The pastor of First Baptist Church in Pauls Valley, Oklahoma, for 27 years, Joe Elam only encountered Calvinism once during his ministryand it left a bitter taste in his mouth.
Though forbidden to do so, a former youth pastor at his church secretly taught predestination to teens, Elam said, sowing seeds of lingering division among several families.
"It was a wake-up call for us," said Elam, who recently led the Arbuckle Baptist Association to adopt a motion calling on the Baptist General Convention of Oklahoma to rebuke Reformed theology. It sent copies of the motion to all members of the Southern Baptist Convention's executive committee.
"We would like to see Southern Baptists become aware that [their] money is being used to teach Calvinism in our seminaries," Elam said.

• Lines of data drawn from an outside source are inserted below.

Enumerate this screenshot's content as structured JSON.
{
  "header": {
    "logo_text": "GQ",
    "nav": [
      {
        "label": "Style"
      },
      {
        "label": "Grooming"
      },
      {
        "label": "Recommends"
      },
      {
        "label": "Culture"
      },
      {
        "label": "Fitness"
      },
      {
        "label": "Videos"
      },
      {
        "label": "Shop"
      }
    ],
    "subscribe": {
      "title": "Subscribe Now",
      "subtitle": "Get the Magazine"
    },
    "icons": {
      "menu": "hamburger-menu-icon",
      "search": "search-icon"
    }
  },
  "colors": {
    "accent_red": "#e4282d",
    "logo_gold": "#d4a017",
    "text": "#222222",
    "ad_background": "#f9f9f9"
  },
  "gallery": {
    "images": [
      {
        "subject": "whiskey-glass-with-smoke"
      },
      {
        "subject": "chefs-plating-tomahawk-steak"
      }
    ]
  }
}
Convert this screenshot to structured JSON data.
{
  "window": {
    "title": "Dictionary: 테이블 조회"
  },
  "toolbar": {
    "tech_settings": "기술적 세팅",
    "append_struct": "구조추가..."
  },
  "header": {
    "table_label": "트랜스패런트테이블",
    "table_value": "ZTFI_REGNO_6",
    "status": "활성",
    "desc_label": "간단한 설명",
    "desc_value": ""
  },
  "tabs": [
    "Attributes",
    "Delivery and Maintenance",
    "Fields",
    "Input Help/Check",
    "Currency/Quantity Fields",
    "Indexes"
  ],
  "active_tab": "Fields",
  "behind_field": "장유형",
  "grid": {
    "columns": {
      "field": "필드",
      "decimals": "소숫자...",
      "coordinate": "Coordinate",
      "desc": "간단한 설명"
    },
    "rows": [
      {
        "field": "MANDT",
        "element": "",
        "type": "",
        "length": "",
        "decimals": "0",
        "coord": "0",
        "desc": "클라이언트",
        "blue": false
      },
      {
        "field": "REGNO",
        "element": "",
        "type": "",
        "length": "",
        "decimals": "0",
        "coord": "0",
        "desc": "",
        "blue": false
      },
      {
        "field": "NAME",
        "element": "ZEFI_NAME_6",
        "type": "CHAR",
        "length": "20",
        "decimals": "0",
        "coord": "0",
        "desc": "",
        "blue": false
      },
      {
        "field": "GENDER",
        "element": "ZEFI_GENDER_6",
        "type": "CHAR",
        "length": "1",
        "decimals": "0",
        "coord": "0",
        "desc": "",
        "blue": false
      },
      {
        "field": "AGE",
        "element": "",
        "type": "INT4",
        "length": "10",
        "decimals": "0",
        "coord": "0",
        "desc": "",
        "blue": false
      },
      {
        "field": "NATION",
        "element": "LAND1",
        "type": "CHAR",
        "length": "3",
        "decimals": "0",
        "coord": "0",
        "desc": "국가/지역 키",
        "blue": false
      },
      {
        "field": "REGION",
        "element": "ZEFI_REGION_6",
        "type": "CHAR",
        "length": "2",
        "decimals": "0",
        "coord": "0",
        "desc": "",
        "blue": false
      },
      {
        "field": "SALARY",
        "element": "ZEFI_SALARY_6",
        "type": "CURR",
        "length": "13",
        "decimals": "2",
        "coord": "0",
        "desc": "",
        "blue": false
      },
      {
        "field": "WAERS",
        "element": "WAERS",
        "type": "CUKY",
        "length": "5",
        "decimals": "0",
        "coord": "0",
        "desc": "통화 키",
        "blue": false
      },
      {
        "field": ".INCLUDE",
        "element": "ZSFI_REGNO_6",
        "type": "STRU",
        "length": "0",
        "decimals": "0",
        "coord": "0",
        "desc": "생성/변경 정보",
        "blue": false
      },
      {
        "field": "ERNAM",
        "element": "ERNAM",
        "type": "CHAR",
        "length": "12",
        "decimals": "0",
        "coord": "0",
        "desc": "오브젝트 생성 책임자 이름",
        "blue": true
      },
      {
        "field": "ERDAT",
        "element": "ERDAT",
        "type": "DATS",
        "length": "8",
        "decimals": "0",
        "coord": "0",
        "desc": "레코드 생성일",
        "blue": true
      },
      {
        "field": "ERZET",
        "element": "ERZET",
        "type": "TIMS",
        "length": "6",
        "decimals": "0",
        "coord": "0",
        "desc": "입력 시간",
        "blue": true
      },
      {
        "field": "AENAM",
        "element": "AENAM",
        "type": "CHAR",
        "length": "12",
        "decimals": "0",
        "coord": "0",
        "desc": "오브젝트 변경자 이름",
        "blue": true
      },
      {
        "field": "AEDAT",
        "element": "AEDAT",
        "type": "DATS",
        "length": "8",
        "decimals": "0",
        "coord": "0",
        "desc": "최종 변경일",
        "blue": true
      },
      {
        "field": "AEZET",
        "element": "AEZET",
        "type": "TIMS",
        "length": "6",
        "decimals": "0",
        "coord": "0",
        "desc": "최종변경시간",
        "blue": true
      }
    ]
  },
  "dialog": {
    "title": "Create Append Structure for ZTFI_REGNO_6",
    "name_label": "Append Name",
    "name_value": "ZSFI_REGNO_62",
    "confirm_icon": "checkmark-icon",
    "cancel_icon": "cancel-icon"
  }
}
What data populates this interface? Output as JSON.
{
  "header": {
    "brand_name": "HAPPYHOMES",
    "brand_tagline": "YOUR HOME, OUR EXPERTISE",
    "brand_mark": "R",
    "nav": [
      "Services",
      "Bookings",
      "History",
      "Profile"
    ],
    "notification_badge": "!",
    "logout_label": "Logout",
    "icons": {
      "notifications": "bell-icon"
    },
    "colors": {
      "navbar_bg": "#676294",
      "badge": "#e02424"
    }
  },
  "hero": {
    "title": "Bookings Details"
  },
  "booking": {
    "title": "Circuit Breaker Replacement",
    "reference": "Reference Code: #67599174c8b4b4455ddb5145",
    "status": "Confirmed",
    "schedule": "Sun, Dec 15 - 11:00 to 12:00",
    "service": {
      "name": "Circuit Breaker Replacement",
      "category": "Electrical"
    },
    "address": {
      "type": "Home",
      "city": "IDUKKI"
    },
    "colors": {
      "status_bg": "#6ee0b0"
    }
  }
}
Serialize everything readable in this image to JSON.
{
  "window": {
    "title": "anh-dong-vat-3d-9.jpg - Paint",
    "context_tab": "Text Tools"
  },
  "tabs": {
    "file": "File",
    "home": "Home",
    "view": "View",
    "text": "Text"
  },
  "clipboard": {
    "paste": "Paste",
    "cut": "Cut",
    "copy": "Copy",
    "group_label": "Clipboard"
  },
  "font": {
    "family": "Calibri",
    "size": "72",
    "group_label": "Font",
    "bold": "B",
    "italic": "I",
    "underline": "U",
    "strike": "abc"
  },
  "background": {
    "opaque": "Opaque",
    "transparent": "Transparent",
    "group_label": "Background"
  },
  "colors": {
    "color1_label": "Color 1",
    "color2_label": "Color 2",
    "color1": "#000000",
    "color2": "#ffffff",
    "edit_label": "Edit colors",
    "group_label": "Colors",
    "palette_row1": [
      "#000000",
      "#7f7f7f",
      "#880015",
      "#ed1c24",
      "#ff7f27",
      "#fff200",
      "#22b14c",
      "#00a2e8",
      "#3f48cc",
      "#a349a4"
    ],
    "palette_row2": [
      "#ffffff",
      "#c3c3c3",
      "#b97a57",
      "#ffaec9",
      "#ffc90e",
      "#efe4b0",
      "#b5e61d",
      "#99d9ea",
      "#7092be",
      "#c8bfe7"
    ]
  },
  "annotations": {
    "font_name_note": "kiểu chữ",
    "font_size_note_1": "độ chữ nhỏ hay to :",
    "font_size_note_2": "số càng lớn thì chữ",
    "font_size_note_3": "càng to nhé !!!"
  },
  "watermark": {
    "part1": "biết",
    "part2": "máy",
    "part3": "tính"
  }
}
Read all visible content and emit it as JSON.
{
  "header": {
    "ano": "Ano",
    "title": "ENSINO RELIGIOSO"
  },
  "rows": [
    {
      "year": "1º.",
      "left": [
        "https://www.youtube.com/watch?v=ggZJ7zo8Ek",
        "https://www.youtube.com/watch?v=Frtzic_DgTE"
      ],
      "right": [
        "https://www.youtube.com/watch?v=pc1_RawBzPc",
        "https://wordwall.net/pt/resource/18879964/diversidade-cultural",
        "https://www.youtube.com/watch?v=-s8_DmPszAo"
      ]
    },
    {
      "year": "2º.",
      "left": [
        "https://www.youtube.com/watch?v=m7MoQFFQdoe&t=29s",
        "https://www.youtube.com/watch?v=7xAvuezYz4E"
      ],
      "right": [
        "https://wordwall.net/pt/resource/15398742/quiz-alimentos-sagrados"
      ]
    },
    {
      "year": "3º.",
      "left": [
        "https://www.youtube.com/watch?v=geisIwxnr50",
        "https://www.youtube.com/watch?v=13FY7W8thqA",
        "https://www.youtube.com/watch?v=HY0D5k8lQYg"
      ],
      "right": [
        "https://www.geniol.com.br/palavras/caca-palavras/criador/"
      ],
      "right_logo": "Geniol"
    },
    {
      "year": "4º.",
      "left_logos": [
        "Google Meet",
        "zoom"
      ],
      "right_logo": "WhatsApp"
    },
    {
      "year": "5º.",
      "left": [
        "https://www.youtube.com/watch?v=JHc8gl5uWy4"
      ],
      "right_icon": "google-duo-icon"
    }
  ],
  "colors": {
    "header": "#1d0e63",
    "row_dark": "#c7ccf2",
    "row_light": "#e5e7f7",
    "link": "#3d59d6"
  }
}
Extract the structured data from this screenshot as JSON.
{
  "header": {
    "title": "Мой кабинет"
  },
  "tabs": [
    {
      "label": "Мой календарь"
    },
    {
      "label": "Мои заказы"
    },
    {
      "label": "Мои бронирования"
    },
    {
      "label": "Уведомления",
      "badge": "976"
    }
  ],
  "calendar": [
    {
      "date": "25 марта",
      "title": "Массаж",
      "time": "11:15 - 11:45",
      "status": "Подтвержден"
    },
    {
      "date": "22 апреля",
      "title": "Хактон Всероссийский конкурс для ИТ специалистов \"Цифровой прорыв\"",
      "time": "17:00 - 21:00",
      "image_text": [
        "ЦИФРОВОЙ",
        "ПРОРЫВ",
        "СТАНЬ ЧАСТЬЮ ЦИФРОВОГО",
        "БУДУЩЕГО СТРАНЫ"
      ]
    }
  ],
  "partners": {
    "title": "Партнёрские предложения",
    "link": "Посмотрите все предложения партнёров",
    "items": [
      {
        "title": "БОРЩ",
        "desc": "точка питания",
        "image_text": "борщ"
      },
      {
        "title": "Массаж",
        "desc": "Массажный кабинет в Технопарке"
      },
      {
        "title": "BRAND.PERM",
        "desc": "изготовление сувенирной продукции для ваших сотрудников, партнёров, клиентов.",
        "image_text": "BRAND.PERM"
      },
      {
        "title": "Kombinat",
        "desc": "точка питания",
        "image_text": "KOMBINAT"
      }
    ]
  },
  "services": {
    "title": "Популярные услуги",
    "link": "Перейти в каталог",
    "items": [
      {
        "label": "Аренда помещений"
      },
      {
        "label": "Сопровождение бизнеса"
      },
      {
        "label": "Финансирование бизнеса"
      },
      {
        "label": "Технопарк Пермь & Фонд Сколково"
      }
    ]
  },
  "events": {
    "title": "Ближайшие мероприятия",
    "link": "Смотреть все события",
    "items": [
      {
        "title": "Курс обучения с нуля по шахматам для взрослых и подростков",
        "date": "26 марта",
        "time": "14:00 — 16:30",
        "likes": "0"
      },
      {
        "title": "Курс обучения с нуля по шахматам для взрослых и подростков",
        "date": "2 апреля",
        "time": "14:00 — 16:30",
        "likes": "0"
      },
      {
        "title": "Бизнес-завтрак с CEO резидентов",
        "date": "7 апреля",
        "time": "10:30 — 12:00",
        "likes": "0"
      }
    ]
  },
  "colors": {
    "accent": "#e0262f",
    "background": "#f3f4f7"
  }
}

That secret may already be out. Although only 10 percent of SBC pastors identify themselves as Calvinists, nearly 30 percent of recent seminary graduates do, a groundswell that could spark more Oklahoma-like conflicts. Some of the denomination's leading Reformed thinkers come from Southern Baptist Theological Seminary in Louisville, Kentucky, including its president, Al Mohler, and Tom Nettles, coauthor of Baptists and the Bible, a seminal text in the SBC's conservative resurgence.
Long considered more Arminian in orientationemphasizing an individual's need to respond to the gospel rather than God's election in salvationthe nation's largest Protestant denomination is grappling with doctrines of grace and election amid a seminary-led revival.
Last November, Southeastern Baptist Theological Seminary in Wake Forest, North Carolina, co-hosted a conference entitled "Building Bridges: Southern Baptists and Calvinism," which brought 550 registrants to hear leading SBC figures offer differing assessments of the nascent movement.
Calvinist growth isn't unique to the SBC, reflecting a broader stirring among evangelicals sparked by popular pastors such as John Piper, R. C. Sproul, and John MacArthur. (For a transdenominational look at the Reformed revival, see "Young, Restless, Reformed," CT, Sept. 2007.)
"Southern Baptists go to their conferences, read their books, and listen to their radio programs and CDs," said Timothy George, dean of Beeson Divinity School at Samford University. "That has spawned an interest in Reformed theology."
sbc president Frank Page thinks Calvinism will increasingly become a source of contention.
"What we're seeing across the nation is that it's not being discussed enough," said the South Carolina pastor. "Candidates and churches are being put together, and it immediately becomes apparent they've got a serious issue of disagreement."
However, George doesn't believe the issue will divide the convention. "We ought to be able to talk about it, discuss it, even debate it, in a way that doesn't require anybody to compromise their convictions, but which also doesn't make this a test of fellowship," said George, a Calvinist.
Mohler said a deepening interest in theology is driving younger Southern Baptists to explore Reformed thinking, and he dismisses the fear of some that the budding Calvinist wing will tilt the SBC back toward its 19th-century anti-missionary movement.
"Southern Baptists are not going to accept any theology that would in any way reduce our evangelistic zeal or missions commitment," Mohler said.
Page isn't so sure. While acknowledging that both sides seek to uphold biblical truth, Page worries that extremists could undermine the SBC's emphasis on outreach. He isn't impressed by arguments that most convention founders embraced Reformed ideas.